This, in addition to Indians’ changing lifestyles and lack of fortification, led the IAP to create a practice guideline for paediatricians in order to better prevent and treat vitamin and calcium deficiency in Indian children and adolescents.
The academy compiled a list of recommendations for vitamin D and calcium intake for different age groups, from premature infants to adolescents.
The IAP said that “calcium and phosphorus in breast milk do not meet the needs of rapidly growing premature infants, who have missed some of the critical period of intrauterine bone growth”, which increases their risk of metabolic bone disease.
Other contributors to the risk of metabolic bone disease in premature infants include exposure to medications that alter mineral levels, immobilisation, and long-term parenteral nutrition.
In order to prevent rickets in premature babies, the academy recommended 400 IU of vitamin D, and between 150mg/kg and 220mg/kg of calcium daily, as well as phosphorous intake of 75mg/kg to 140mg/kg daily.
Newborn babies and infants up to one year old
Financial and logistical limitations in India often lead to vitamin D deficiency even in adults, and expectant mothers who are vitamin D-deficient pass it on to their babies.
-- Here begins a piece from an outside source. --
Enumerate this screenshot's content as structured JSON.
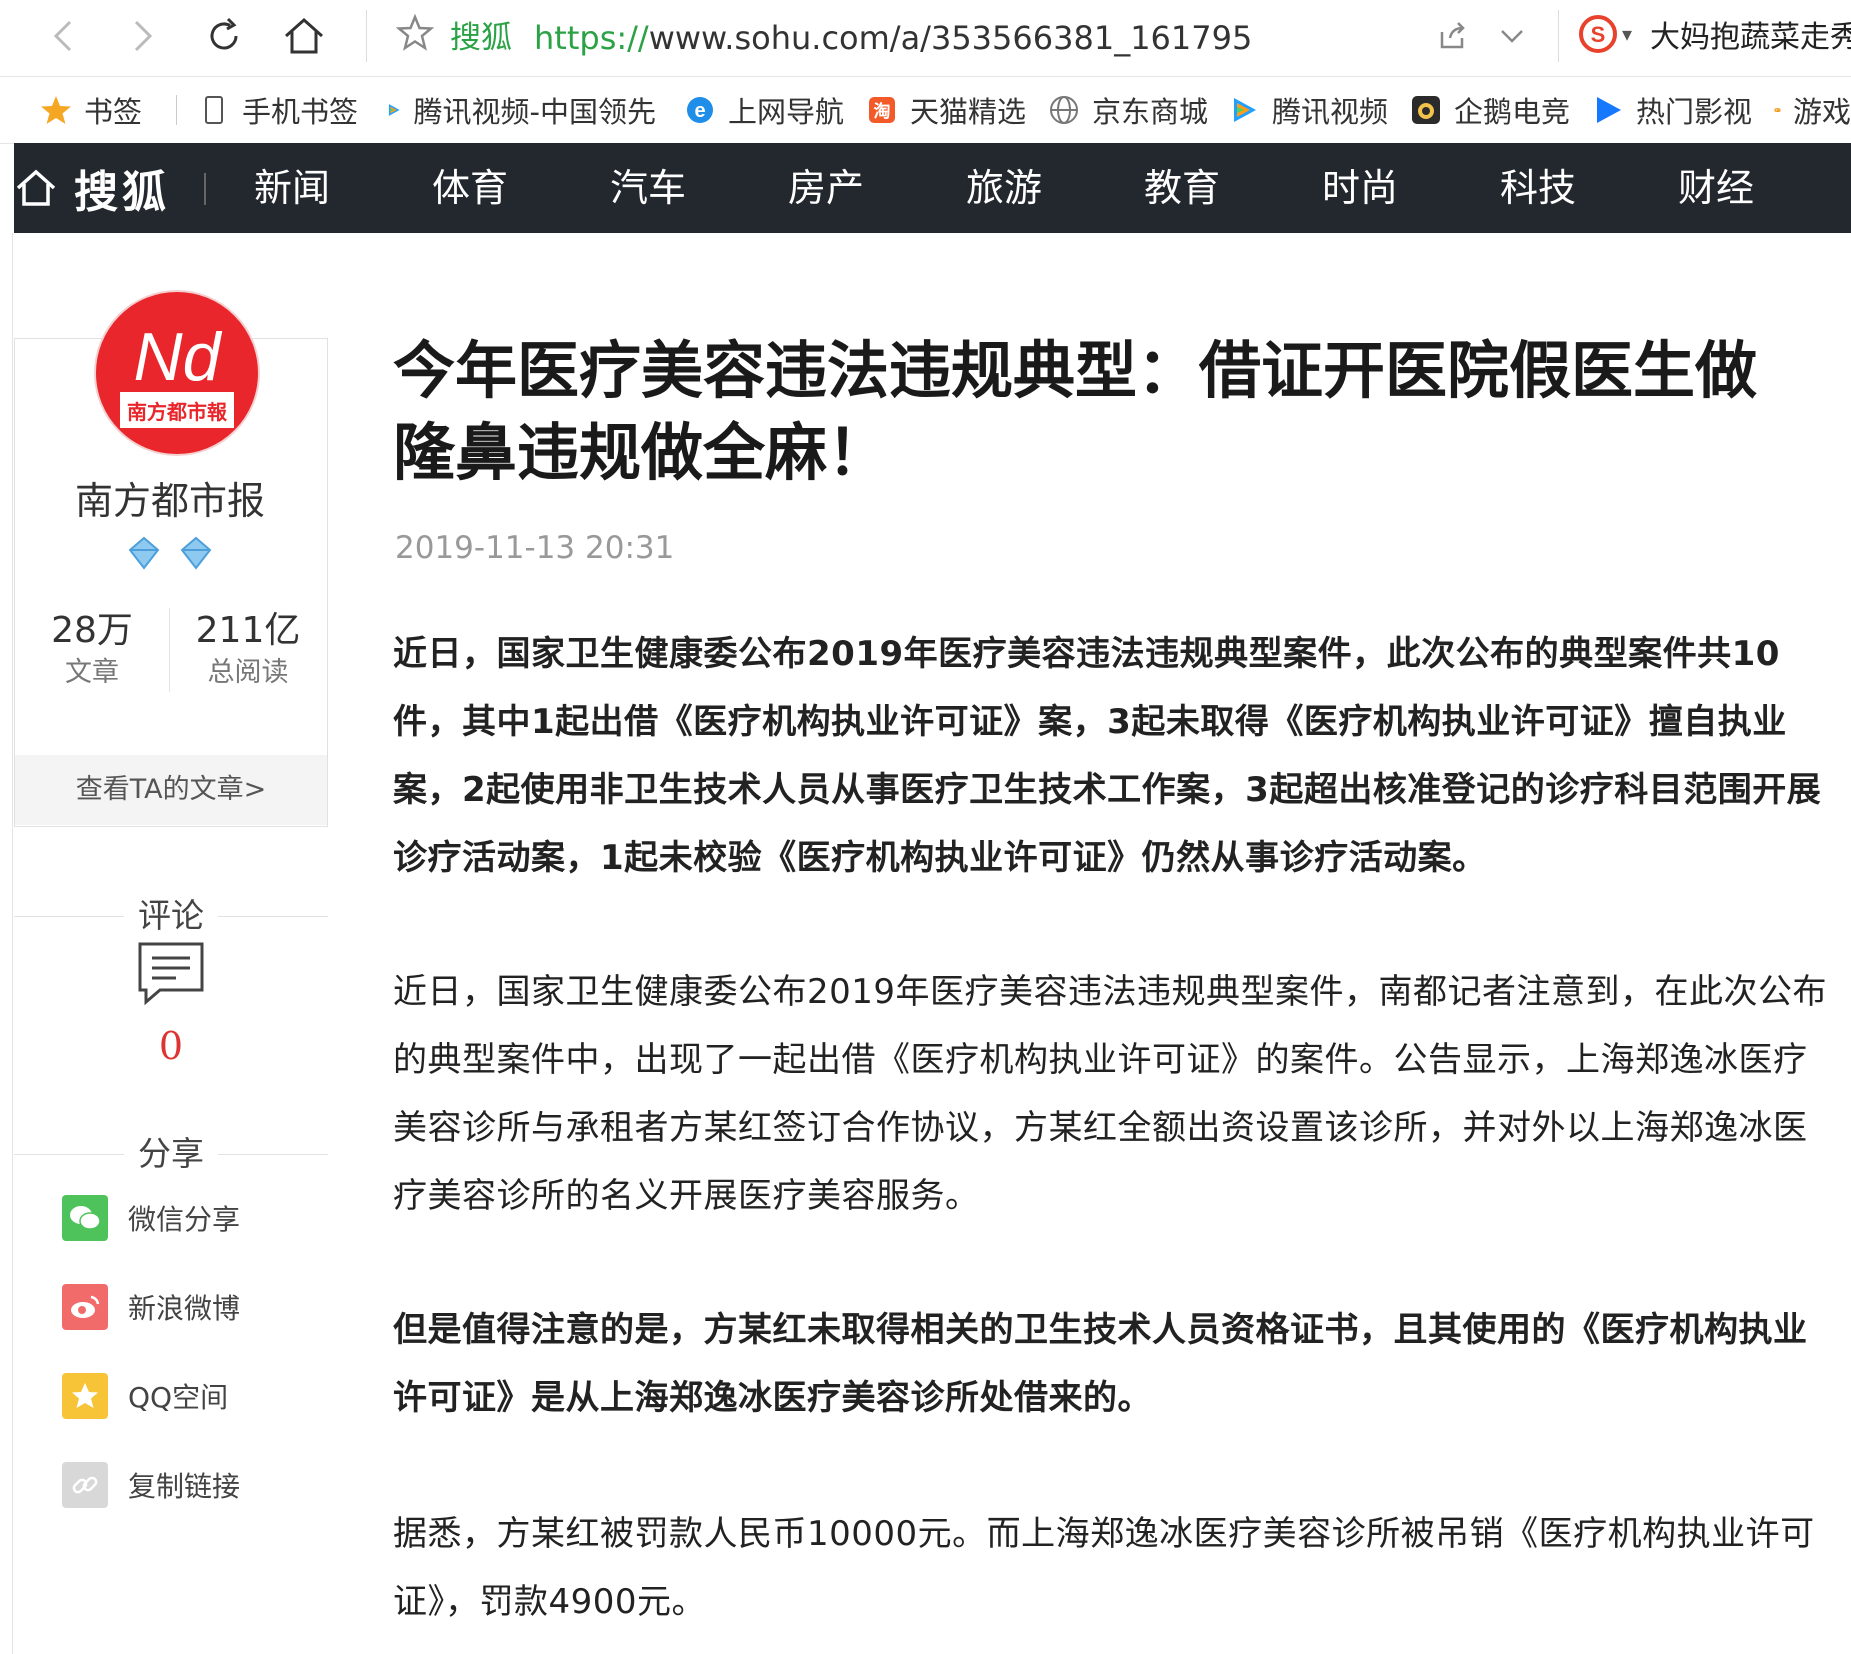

Hence, the IAP recommended 600 IU of vitamin D daily for pregnant and lactating women.
Furthermore, breast milk is not an adequate source of vitamin D, and formula milk can provide the daily recommended amount of vitamin D only if close to a litre is consumed.
400 IU of vitamin D supplementation a day for breastfed babies was recommended, from the first few days of their lives until they reach one year old.
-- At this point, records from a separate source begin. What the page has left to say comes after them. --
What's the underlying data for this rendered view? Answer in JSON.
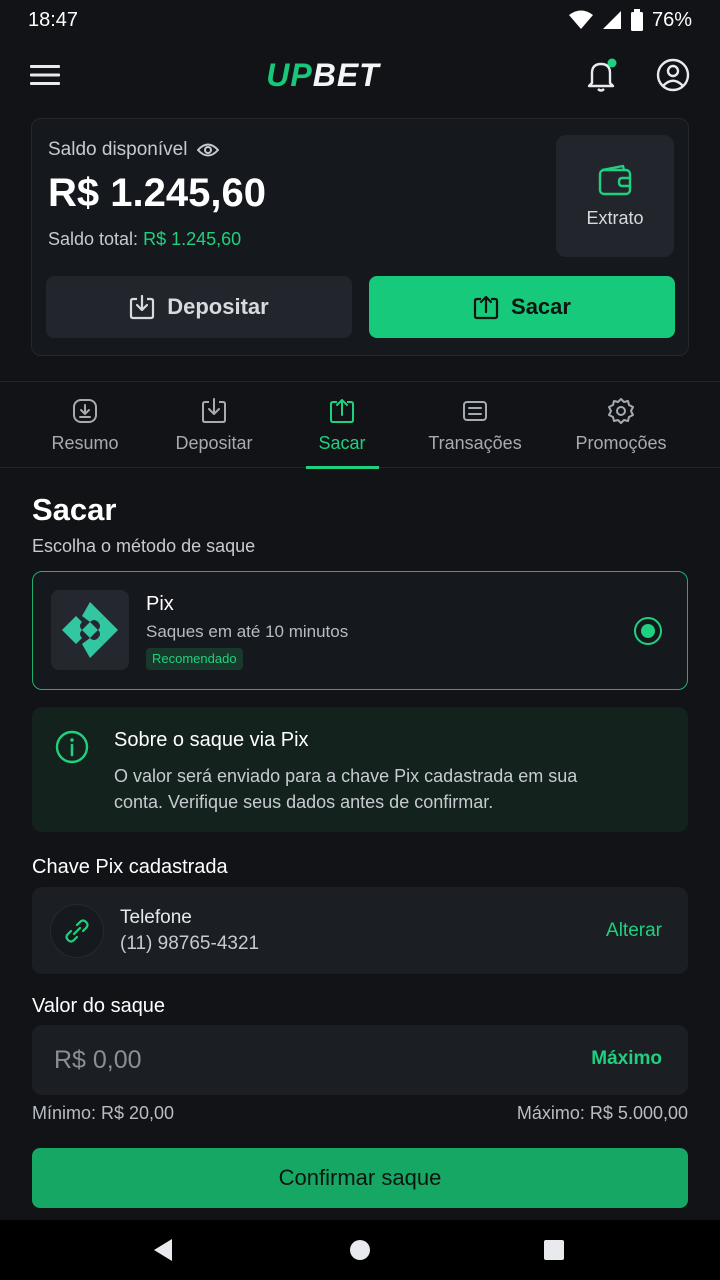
{
  "status": {
    "time": "18:47",
    "battery": "76%"
  },
  "appbar": {
    "logo_up": "UP",
    "logo_bet": "BET"
  },
  "balance": {
    "label": "Saldo disponível",
    "amount": "R$ 1.245,60",
    "total_label": "Saldo total:",
    "total_value": "R$ 1.245,60",
    "extrato_label": "Extrato",
    "deposit_label": "Depositar",
    "withdraw_label": "Sacar"
  },
  "tabs": [
    {
      "label": "Resumo",
      "icon": "summary-icon"
    },
    {
      "label": "Depositar",
      "icon": "deposit-icon"
    },
    {
      "label": "Sacar",
      "icon": "withdraw-icon",
      "active": true
    },
    {
      "label": "Transações",
      "icon": "transactions-icon"
    },
    {
      "label": "Promoções",
      "icon": "promotions-icon"
    }
  ],
  "main": {
    "title": "Sacar",
    "subtitle": "Escolha o método de saque",
    "method": {
      "name": "Pix",
      "description": "Saques em até 10 minutos",
      "badge": "Recomendado",
      "selected": true
    },
    "info": {
      "title": "Sobre o saque via Pix",
      "text": "O valor será enviado para a chave Pix cadastrada em sua conta. Verifique seus dados antes de confirmar."
    },
    "key_section": {
      "label": "Chave Pix cadastrada",
      "type": "Telefone",
      "value": "(11) 98765-4321",
      "change_label": "Alterar"
    },
    "amount_section": {
      "label": "Valor do saque",
      "placeholder": "R$ 0,00",
      "max_label": "Máximo",
      "min_text": "Mínimo: R$ 20,00",
      "max_text": "Máximo: R$ 5.000,00"
    },
    "confirm_label": "Confirmar saque"
  },
  "colors": {
    "accent": "#17c97a",
    "background": "#111317",
    "card": "#1b1e23"
  }
}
In terms of calcium, “absorption is high in neonates, to the tune of around 60% (facilitated by lactose from breast milk)”. As such, the adequate calcium intake — based on the amount of calcium in breast milk — is 200mg a day.
The IAP added that if dietary calcium intake is insufficient in the first year of an infant’s life, 250mg to 500mg of calcium supplementation a day, depending on age, is warranted.
Children above one year old, and adolescents
Growth spurts and more time spent indoors, along with a diet low in milk and other calcium-rich food and drink, often lead to vitamin D and calcium deficiency.
The IAP recommended a daily 600 IU of vitamin D supplementation and 600mg to 800 mg of calcium for children above the age of one, as well as adolescents.
It concluded: “As a long-term policy, fortifying everyday staple foods with calcium and vitamin D is the solution to the problem. Till the time this can be implemented, supplementation...with adequate calcium intake for (the) prevention of deficiency is necessary.”
Source: Indian Academy of Pediatrics (IAP) Guidelines
“Prevention and Treatment of Vitamin D and Calcium Deficiency in Children and Adolescents: Indian Academy of Pediatrics (IAP) Guidelines”
Authors: Anuradha Khadilkar, et al.